Many small businesses owners, educators, and non-profits will focus their efforts on creating projects with impact. Video is one such way. It helps to boost sales, build buzz, and influence public opinion. Video brings value and impact to whatever it is you’re trying to promote. Whether it’s your small business, service, or product.
The problem? Getting started with video can be challenging, overwhelming, and downright confusing. There’s a ton of new information to absorb and decisions to make. Which is why I’m here to show you 12 ways to simplify your video project:
1. Sit down and determine your target audience.
A video targeting donors will look very different from a video that’s intended to attract new business. Once you better understand who you’re speaking to, it’ll become increasingly easier to move forward with any other decisions. Defining your target audience is hard but it’s also crucial, and it will affect other decisions that come up down the line.
2. Define your budget.
It’s easy to to define your budget as “the cheapest way possible” but unfortunately that doesn’t quite work in the real world of video. Is a small budget to your organization $5,000 or $15,000? Money talks, and without a clearly defined budget, or at least a target range, you’re shooting in the dark. And you’ll continue to keep shooting in the dark as the project progresses. Sticking to a budget actually gives you more options for the video project, not less.

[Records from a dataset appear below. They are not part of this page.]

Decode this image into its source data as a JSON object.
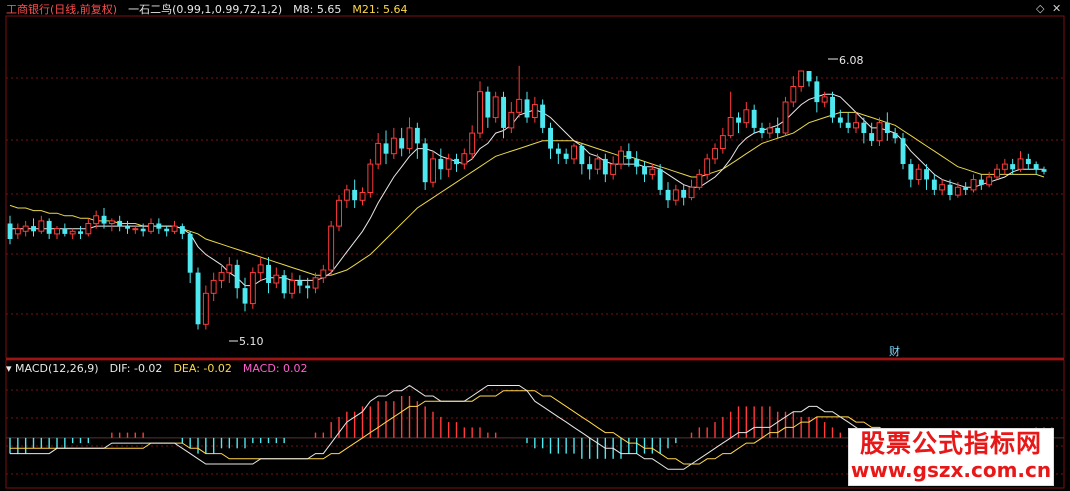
{
  "header": {
    "symbol_label": "工商银行(日线,前复权)",
    "indicator_label": "一石二鸟(0.99,1,0.99,72,1,2)",
    "m8_label": "M8: 5.65",
    "m21_label": "M21: 5.64"
  },
  "macd_header": {
    "title": "MACD(12,26,9)",
    "dif_label": "DIF: -0.02",
    "dea_label": "DEA: -0.02",
    "macd_label": "MACD: 0.02"
  },
  "annotations": {
    "low_label": "5.10",
    "high_label": "6.08",
    "event_marker": "财"
  },
  "window_controls": {
    "restore_icon": "diamond-icon",
    "close_icon": "close-icon"
  },
  "watermark": {
    "line1": "股票公式指标网",
    "line2": "www.gszx.com.cn"
  },
  "colors": {
    "up": "#ff3b3b",
    "down": "#4ee8f0",
    "ma8": "#e8e8e8",
    "ma21": "#e8d84a",
    "dif": "#e8e8e8",
    "dea": "#ffd84a",
    "grid": "#7a1010"
  },
  "chart_data": {
    "type": "candlestick",
    "price_range": [
      5.02,
      6.2
    ],
    "macd_range": [
      -0.09,
      0.12
    ],
    "candles": [
      [
        5.49,
        5.43,
        5.52,
        5.41
      ],
      [
        5.45,
        5.47,
        5.49,
        5.43
      ],
      [
        5.46,
        5.48,
        5.5,
        5.44
      ],
      [
        5.48,
        5.46,
        5.51,
        5.44
      ],
      [
        5.46,
        5.5,
        5.52,
        5.45
      ],
      [
        5.5,
        5.45,
        5.51,
        5.43
      ],
      [
        5.45,
        5.47,
        5.48,
        5.43
      ],
      [
        5.47,
        5.45,
        5.49,
        5.44
      ],
      [
        5.45,
        5.46,
        5.47,
        5.43
      ],
      [
        5.46,
        5.45,
        5.48,
        5.43
      ],
      [
        5.45,
        5.49,
        5.51,
        5.44
      ],
      [
        5.49,
        5.52,
        5.54,
        5.47
      ],
      [
        5.52,
        5.49,
        5.55,
        5.47
      ],
      [
        5.49,
        5.5,
        5.51,
        5.46
      ],
      [
        5.5,
        5.48,
        5.52,
        5.46
      ],
      [
        5.48,
        5.47,
        5.5,
        5.45
      ],
      [
        5.47,
        5.47,
        5.48,
        5.45
      ],
      [
        5.47,
        5.46,
        5.49,
        5.44
      ],
      [
        5.46,
        5.49,
        5.51,
        5.45
      ],
      [
        5.49,
        5.47,
        5.51,
        5.45
      ],
      [
        5.47,
        5.46,
        5.48,
        5.44
      ],
      [
        5.46,
        5.48,
        5.5,
        5.45
      ],
      [
        5.48,
        5.45,
        5.49,
        5.43
      ],
      [
        5.45,
        5.3,
        5.46,
        5.26
      ],
      [
        5.3,
        5.1,
        5.32,
        5.08
      ],
      [
        5.1,
        5.22,
        5.25,
        5.08
      ],
      [
        5.22,
        5.27,
        5.3,
        5.19
      ],
      [
        5.27,
        5.3,
        5.33,
        5.24
      ],
      [
        5.3,
        5.33,
        5.36,
        5.26
      ],
      [
        5.33,
        5.24,
        5.35,
        5.2
      ],
      [
        5.24,
        5.18,
        5.28,
        5.15
      ],
      [
        5.18,
        5.3,
        5.32,
        5.16
      ],
      [
        5.3,
        5.33,
        5.36,
        5.27
      ],
      [
        5.33,
        5.26,
        5.36,
        5.22
      ],
      [
        5.26,
        5.29,
        5.32,
        5.24
      ],
      [
        5.29,
        5.22,
        5.31,
        5.2
      ],
      [
        5.22,
        5.27,
        5.3,
        5.2
      ],
      [
        5.27,
        5.25,
        5.29,
        5.22
      ],
      [
        5.25,
        5.24,
        5.28,
        5.2
      ],
      [
        5.24,
        5.28,
        5.3,
        5.22
      ],
      [
        5.28,
        5.31,
        5.33,
        5.26
      ],
      [
        5.31,
        5.48,
        5.5,
        5.29
      ],
      [
        5.48,
        5.58,
        5.6,
        5.46
      ],
      [
        5.58,
        5.62,
        5.64,
        5.55
      ],
      [
        5.62,
        5.58,
        5.66,
        5.55
      ],
      [
        5.58,
        5.61,
        5.63,
        5.56
      ],
      [
        5.61,
        5.72,
        5.74,
        5.59
      ],
      [
        5.72,
        5.8,
        5.84,
        5.7
      ],
      [
        5.8,
        5.76,
        5.85,
        5.72
      ],
      [
        5.76,
        5.82,
        5.86,
        5.74
      ],
      [
        5.82,
        5.78,
        5.86,
        5.75
      ],
      [
        5.78,
        5.86,
        5.9,
        5.76
      ],
      [
        5.86,
        5.8,
        5.88,
        5.74
      ],
      [
        5.8,
        5.65,
        5.82,
        5.62
      ],
      [
        5.65,
        5.74,
        5.77,
        5.63
      ],
      [
        5.74,
        5.7,
        5.78,
        5.66
      ],
      [
        5.7,
        5.74,
        5.76,
        5.67
      ],
      [
        5.74,
        5.72,
        5.76,
        5.69
      ],
      [
        5.72,
        5.76,
        5.78,
        5.7
      ],
      [
        5.76,
        5.84,
        5.87,
        5.74
      ],
      [
        5.84,
        6.0,
        6.04,
        5.82
      ],
      [
        6.0,
        5.9,
        6.02,
        5.86
      ],
      [
        5.9,
        5.98,
        6.0,
        5.88
      ],
      [
        5.98,
        5.86,
        6.0,
        5.82
      ],
      [
        5.86,
        5.92,
        5.96,
        5.84
      ],
      [
        5.92,
        5.97,
        6.1,
        5.9
      ],
      [
        5.97,
        5.9,
        6.0,
        5.88
      ],
      [
        5.9,
        5.95,
        5.98,
        5.88
      ],
      [
        5.95,
        5.86,
        5.97,
        5.84
      ],
      [
        5.86,
        5.78,
        5.88,
        5.74
      ],
      [
        5.78,
        5.76,
        5.8,
        5.72
      ],
      [
        5.76,
        5.74,
        5.78,
        5.72
      ],
      [
        5.74,
        5.79,
        5.8,
        5.72
      ],
      [
        5.79,
        5.72,
        5.8,
        5.68
      ],
      [
        5.72,
        5.7,
        5.75,
        5.66
      ],
      [
        5.7,
        5.74,
        5.76,
        5.68
      ],
      [
        5.74,
        5.68,
        5.76,
        5.65
      ],
      [
        5.68,
        5.72,
        5.75,
        5.66
      ],
      [
        5.72,
        5.77,
        5.79,
        5.7
      ],
      [
        5.77,
        5.74,
        5.8,
        5.71
      ],
      [
        5.74,
        5.71,
        5.77,
        5.68
      ],
      [
        5.71,
        5.68,
        5.73,
        5.65
      ],
      [
        5.68,
        5.7,
        5.72,
        5.66
      ],
      [
        5.7,
        5.62,
        5.72,
        5.6
      ],
      [
        5.62,
        5.58,
        5.65,
        5.55
      ],
      [
        5.58,
        5.62,
        5.64,
        5.56
      ],
      [
        5.62,
        5.59,
        5.64,
        5.56
      ],
      [
        5.59,
        5.63,
        5.66,
        5.58
      ],
      [
        5.63,
        5.68,
        5.7,
        5.62
      ],
      [
        5.68,
        5.74,
        5.76,
        5.66
      ],
      [
        5.74,
        5.78,
        5.8,
        5.72
      ],
      [
        5.78,
        5.83,
        5.86,
        5.76
      ],
      [
        5.83,
        5.9,
        6.0,
        5.82
      ],
      [
        5.9,
        5.88,
        5.92,
        5.84
      ],
      [
        5.88,
        5.93,
        5.96,
        5.86
      ],
      [
        5.93,
        5.86,
        5.95,
        5.84
      ],
      [
        5.86,
        5.84,
        5.88,
        5.82
      ],
      [
        5.84,
        5.86,
        5.88,
        5.82
      ],
      [
        5.86,
        5.84,
        5.9,
        5.82
      ],
      [
        5.84,
        5.96,
        5.98,
        5.83
      ],
      [
        5.96,
        6.02,
        6.06,
        5.94
      ],
      [
        6.02,
        6.08,
        6.08,
        6.0
      ],
      [
        6.08,
        6.04,
        6.08,
        6.02
      ],
      [
        6.04,
        5.96,
        6.06,
        5.92
      ],
      [
        5.96,
        5.98,
        6.0,
        5.94
      ],
      [
        5.98,
        5.9,
        6.0,
        5.88
      ],
      [
        5.9,
        5.88,
        5.93,
        5.86
      ],
      [
        5.88,
        5.86,
        5.92,
        5.84
      ],
      [
        5.86,
        5.88,
        5.92,
        5.84
      ],
      [
        5.88,
        5.84,
        5.9,
        5.8
      ],
      [
        5.84,
        5.81,
        5.88,
        5.79
      ],
      [
        5.81,
        5.88,
        5.9,
        5.79
      ],
      [
        5.88,
        5.84,
        5.92,
        5.81
      ],
      [
        5.84,
        5.82,
        5.86,
        5.8
      ],
      [
        5.82,
        5.72,
        5.84,
        5.7
      ],
      [
        5.72,
        5.66,
        5.74,
        5.63
      ],
      [
        5.66,
        5.7,
        5.72,
        5.64
      ],
      [
        5.7,
        5.66,
        5.72,
        5.62
      ],
      [
        5.66,
        5.62,
        5.68,
        5.6
      ],
      [
        5.62,
        5.64,
        5.66,
        5.6
      ],
      [
        5.64,
        5.6,
        5.66,
        5.58
      ],
      [
        5.6,
        5.63,
        5.65,
        5.59
      ],
      [
        5.63,
        5.62,
        5.65,
        5.6
      ],
      [
        5.62,
        5.66,
        5.68,
        5.61
      ],
      [
        5.66,
        5.64,
        5.68,
        5.62
      ],
      [
        5.64,
        5.67,
        5.69,
        5.63
      ],
      [
        5.67,
        5.7,
        5.72,
        5.66
      ],
      [
        5.7,
        5.72,
        5.74,
        5.68
      ],
      [
        5.72,
        5.7,
        5.74,
        5.68
      ],
      [
        5.7,
        5.74,
        5.77,
        5.69
      ],
      [
        5.74,
        5.72,
        5.76,
        5.7
      ],
      [
        5.72,
        5.7,
        5.73,
        5.68
      ],
      [
        5.7,
        5.69,
        5.71,
        5.68
      ]
    ],
    "ma8": [
      5.47,
      5.47,
      5.47,
      5.47,
      5.47,
      5.47,
      5.47,
      5.47,
      5.47,
      5.47,
      5.47,
      5.48,
      5.48,
      5.48,
      5.48,
      5.48,
      5.48,
      5.48,
      5.48,
      5.48,
      5.48,
      5.48,
      5.47,
      5.45,
      5.4,
      5.37,
      5.35,
      5.33,
      5.3,
      5.28,
      5.25,
      5.25,
      5.27,
      5.28,
      5.28,
      5.28,
      5.27,
      5.27,
      5.27,
      5.27,
      5.28,
      5.3,
      5.34,
      5.38,
      5.42,
      5.46,
      5.51,
      5.57,
      5.62,
      5.67,
      5.71,
      5.75,
      5.78,
      5.78,
      5.77,
      5.75,
      5.74,
      5.73,
      5.72,
      5.74,
      5.78,
      5.8,
      5.84,
      5.85,
      5.87,
      5.91,
      5.92,
      5.93,
      5.92,
      5.9,
      5.87,
      5.84,
      5.81,
      5.79,
      5.76,
      5.75,
      5.73,
      5.72,
      5.72,
      5.72,
      5.72,
      5.71,
      5.71,
      5.7,
      5.68,
      5.66,
      5.64,
      5.63,
      5.63,
      5.65,
      5.67,
      5.7,
      5.74,
      5.79,
      5.82,
      5.84,
      5.85,
      5.86,
      5.87,
      5.89,
      5.92,
      5.95,
      5.97,
      5.98,
      5.99,
      5.99,
      5.98,
      5.95,
      5.92,
      5.89,
      5.86,
      5.86,
      5.85,
      5.84,
      5.81,
      5.77,
      5.74,
      5.71,
      5.68,
      5.66,
      5.65,
      5.64,
      5.63,
      5.63,
      5.64,
      5.65,
      5.66,
      5.67,
      5.69,
      5.7,
      5.7,
      5.7,
      5.7
    ],
    "ma21": [
      5.56,
      5.55,
      5.55,
      5.54,
      5.54,
      5.53,
      5.53,
      5.52,
      5.52,
      5.51,
      5.51,
      5.5,
      5.5,
      5.5,
      5.49,
      5.49,
      5.49,
      5.48,
      5.48,
      5.48,
      5.48,
      5.48,
      5.47,
      5.46,
      5.45,
      5.43,
      5.42,
      5.41,
      5.4,
      5.39,
      5.38,
      5.37,
      5.36,
      5.35,
      5.34,
      5.33,
      5.32,
      5.31,
      5.3,
      5.29,
      5.29,
      5.29,
      5.3,
      5.31,
      5.33,
      5.35,
      5.37,
      5.4,
      5.43,
      5.46,
      5.49,
      5.52,
      5.55,
      5.57,
      5.59,
      5.61,
      5.63,
      5.65,
      5.67,
      5.69,
      5.71,
      5.73,
      5.75,
      5.76,
      5.77,
      5.78,
      5.79,
      5.8,
      5.81,
      5.81,
      5.81,
      5.81,
      5.81,
      5.8,
      5.79,
      5.78,
      5.77,
      5.76,
      5.75,
      5.75,
      5.74,
      5.73,
      5.72,
      5.71,
      5.7,
      5.69,
      5.68,
      5.67,
      5.67,
      5.68,
      5.69,
      5.7,
      5.72,
      5.74,
      5.76,
      5.78,
      5.8,
      5.81,
      5.82,
      5.83,
      5.84,
      5.86,
      5.88,
      5.89,
      5.9,
      5.91,
      5.92,
      5.92,
      5.92,
      5.91,
      5.9,
      5.89,
      5.88,
      5.87,
      5.85,
      5.83,
      5.81,
      5.79,
      5.77,
      5.75,
      5.73,
      5.71,
      5.7,
      5.69,
      5.68,
      5.68,
      5.68,
      5.68,
      5.68,
      5.68,
      5.68,
      5.68,
      5.67
    ],
    "macd_hist": [
      -0.03,
      -0.03,
      -0.03,
      -0.02,
      -0.02,
      -0.02,
      -0.02,
      -0.02,
      -0.01,
      -0.01,
      -0.01,
      0.0,
      0.0,
      0.01,
      0.01,
      0.01,
      0.01,
      0.01,
      0.0,
      0.0,
      0.0,
      0.0,
      -0.01,
      -0.02,
      -0.03,
      -0.03,
      -0.03,
      -0.02,
      -0.02,
      -0.02,
      -0.02,
      -0.01,
      -0.01,
      -0.01,
      -0.01,
      -0.01,
      -0.0,
      0.0,
      0.0,
      0.01,
      0.01,
      0.03,
      0.04,
      0.05,
      0.05,
      0.06,
      0.06,
      0.07,
      0.07,
      0.07,
      0.08,
      0.08,
      0.07,
      0.06,
      0.05,
      0.04,
      0.03,
      0.03,
      0.02,
      0.02,
      0.02,
      0.01,
      0.01,
      0.0,
      0.0,
      0.0,
      -0.01,
      -0.02,
      -0.02,
      -0.03,
      -0.03,
      -0.03,
      -0.03,
      -0.04,
      -0.04,
      -0.04,
      -0.04,
      -0.04,
      -0.04,
      -0.03,
      -0.03,
      -0.03,
      -0.03,
      -0.03,
      -0.02,
      -0.01,
      0.0,
      0.01,
      0.02,
      0.02,
      0.03,
      0.04,
      0.05,
      0.06,
      0.06,
      0.06,
      0.06,
      0.06,
      0.05,
      0.05,
      0.05,
      0.04,
      0.04,
      0.04,
      0.03,
      0.02,
      0.01,
      0.0,
      -0.01,
      -0.01,
      -0.02,
      -0.02,
      -0.02,
      -0.03,
      -0.03,
      -0.03,
      -0.03,
      -0.03,
      -0.03,
      -0.02,
      -0.02,
      -0.02,
      -0.02,
      -0.01,
      -0.01,
      -0.01,
      -0.01,
      0.0,
      0.0,
      0.01,
      0.01,
      0.02,
      0.02,
      0.02
    ],
    "dif": [
      -0.03,
      -0.03,
      -0.03,
      -0.03,
      -0.03,
      -0.03,
      -0.02,
      -0.02,
      -0.02,
      -0.02,
      -0.02,
      -0.02,
      -0.02,
      -0.01,
      -0.01,
      -0.01,
      -0.01,
      -0.01,
      -0.01,
      -0.01,
      -0.01,
      -0.01,
      -0.02,
      -0.03,
      -0.04,
      -0.05,
      -0.05,
      -0.05,
      -0.05,
      -0.05,
      -0.05,
      -0.05,
      -0.04,
      -0.04,
      -0.04,
      -0.04,
      -0.04,
      -0.04,
      -0.04,
      -0.03,
      -0.03,
      -0.01,
      0.01,
      0.03,
      0.04,
      0.05,
      0.07,
      0.08,
      0.08,
      0.09,
      0.09,
      0.1,
      0.09,
      0.08,
      0.08,
      0.07,
      0.07,
      0.07,
      0.07,
      0.08,
      0.09,
      0.1,
      0.1,
      0.1,
      0.1,
      0.1,
      0.09,
      0.07,
      0.06,
      0.05,
      0.04,
      0.03,
      0.02,
      0.01,
      0.0,
      -0.01,
      -0.02,
      -0.02,
      -0.03,
      -0.03,
      -0.03,
      -0.04,
      -0.04,
      -0.05,
      -0.06,
      -0.06,
      -0.06,
      -0.05,
      -0.04,
      -0.03,
      -0.02,
      -0.01,
      0.0,
      0.01,
      0.01,
      0.02,
      0.02,
      0.02,
      0.03,
      0.04,
      0.05,
      0.05,
      0.06,
      0.06,
      0.05,
      0.05,
      0.04,
      0.03,
      0.02,
      0.01,
      0.0,
      0.0,
      -0.01,
      -0.02,
      -0.03,
      -0.04,
      -0.04,
      -0.05,
      -0.05,
      -0.05,
      -0.05,
      -0.05,
      -0.04,
      -0.04,
      -0.04,
      -0.03,
      -0.03,
      -0.02,
      -0.02,
      -0.02,
      -0.02,
      -0.02,
      -0.02
    ],
    "dea": [
      -0.02,
      -0.02,
      -0.02,
      -0.02,
      -0.02,
      -0.02,
      -0.02,
      -0.02,
      -0.02,
      -0.02,
      -0.02,
      -0.02,
      -0.02,
      -0.02,
      -0.02,
      -0.02,
      -0.02,
      -0.02,
      -0.01,
      -0.01,
      -0.01,
      -0.01,
      -0.01,
      -0.02,
      -0.02,
      -0.03,
      -0.03,
      -0.03,
      -0.04,
      -0.04,
      -0.04,
      -0.04,
      -0.04,
      -0.04,
      -0.04,
      -0.04,
      -0.04,
      -0.04,
      -0.04,
      -0.04,
      -0.04,
      -0.03,
      -0.03,
      -0.02,
      -0.01,
      0.0,
      0.01,
      0.02,
      0.03,
      0.04,
      0.05,
      0.06,
      0.06,
      0.07,
      0.07,
      0.07,
      0.07,
      0.07,
      0.07,
      0.07,
      0.08,
      0.08,
      0.08,
      0.09,
      0.09,
      0.09,
      0.09,
      0.09,
      0.08,
      0.08,
      0.07,
      0.06,
      0.05,
      0.04,
      0.03,
      0.02,
      0.01,
      0.01,
      0.0,
      -0.01,
      -0.01,
      -0.02,
      -0.02,
      -0.03,
      -0.04,
      -0.04,
      -0.05,
      -0.05,
      -0.05,
      -0.04,
      -0.04,
      -0.03,
      -0.03,
      -0.02,
      -0.01,
      -0.01,
      0.0,
      0.01,
      0.01,
      0.02,
      0.02,
      0.03,
      0.03,
      0.04,
      0.04,
      0.04,
      0.04,
      0.04,
      0.03,
      0.03,
      0.02,
      0.02,
      0.01,
      0.0,
      0.0,
      -0.01,
      -0.02,
      -0.02,
      -0.03,
      -0.03,
      -0.03,
      -0.04,
      -0.04,
      -0.04,
      -0.04,
      -0.04,
      -0.03,
      -0.03,
      -0.03,
      -0.03,
      -0.02,
      -0.02,
      -0.02
    ]
  }
}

3. Manage your expectations for how far that money will go.
It seems simple, but it’s important to realize that a $2,000 budget will not go as far as a $20,000 budget. Of course there are ways to bootstrap your videos to look like it cost $20,000 to produce, but the reality is that you get what you pay for.
4. Streamline your workflow.
There’s a reason it’s called “video production.” And there’s a reason the video production process is created. There are good writers, editors, producers, and graphic designers. There are very few people who can do all of these jobs, and do them well. Think about how many hats one person can wear? Come up with a methodical approach to dictate who will get to do what. Before everyone on your team starts calling you Bossypants, understand and be able to explain why workflow is so important. You’re probably thinking “Why would I create such a strict system? Can’t I just start doing the work?” While it may seem like the workflow process is coming between doing the actual work, it’s not. Simplifying the process from the start leads to a) improved efficiency b) better process control, and c) the ability to focus on the content. Which is pretty darn important, isn’t it? And if you’re thinking that these rules and terms like “workflow” don’t apply to you because you’re a small organization or a “non-profit,” think again. These rules are universal.
5. Determine the format and style of the video.
Make sure that it coincides with the organizational goals. Do you want to mix video footage, narration, music, and graphics? Or do you want animated text and cartoons? Do you want it to be formal and stuffy? Or casual and impromptu? Think about the organization’s culture and how you want your organization to be perceived.
6. Assess the competition.
Do a search on YouTube for similar small businesses selling your product or service, or other organizations to see what they’ve released. If you’re unsure where to look, YouTube has a category for Nonprofits and Activism and education.
7. Consider visual elements already available.
Make sure the visual elements offer something not told or seen in the print version. Use graphs or charts that are accessible and easy to read. If the purpose of the chart or graph isn’t clear within the first five seconds, create visuals that are more accessible. After all, you want your viewers to smell what you’re cooking, don’t ya?
8. Tell a story.
A story? Yes, you heard me. It doesn’t matter if the content is about topics that are the opposite of stories, such as research, data, and facts. So what? Telling a story brings material to life. It has a beginning, middle, and end. It gives context and it’s the best way to make viewers understand complex concepts.
9. Think short instead of long.
Don’t even think about trying to put together a 10 minute video. As a rule of thumb, each video should be between one and three minutes. Absolutely no longer than 3 minutes, max. Anything over three minutes risks losing the attention of the audience. Create a series of 100, one-minute videos. This allows for easier keyword optimization for each video. Don’t know what keyword optimization is? Stick around, I’ll write more on this later.
10. Understand the five basic rules for shot composition.
Simplicity, Rule of Thirds, Balance, Framing, and Lines are guidelines used in photography. They’re extraordinarily helpful for video, too.
11. Don’t agonize over details that aren’t important.
Have you repositioned the plant 10 different times? As long as it’s not sticking out of someone’s head and distracting the viewer, it doesn’t matter where it’s positioned. Move on.
12. Push the project forward. Here is an inspirational infographic for creative vision. “People without dirty hands are wrong. Doing something makes you right.” Channel your inner Nike and Just Do It.
Still have questions? I can help you get started by showing you the tools you’ll need coupled with quality. Contact me.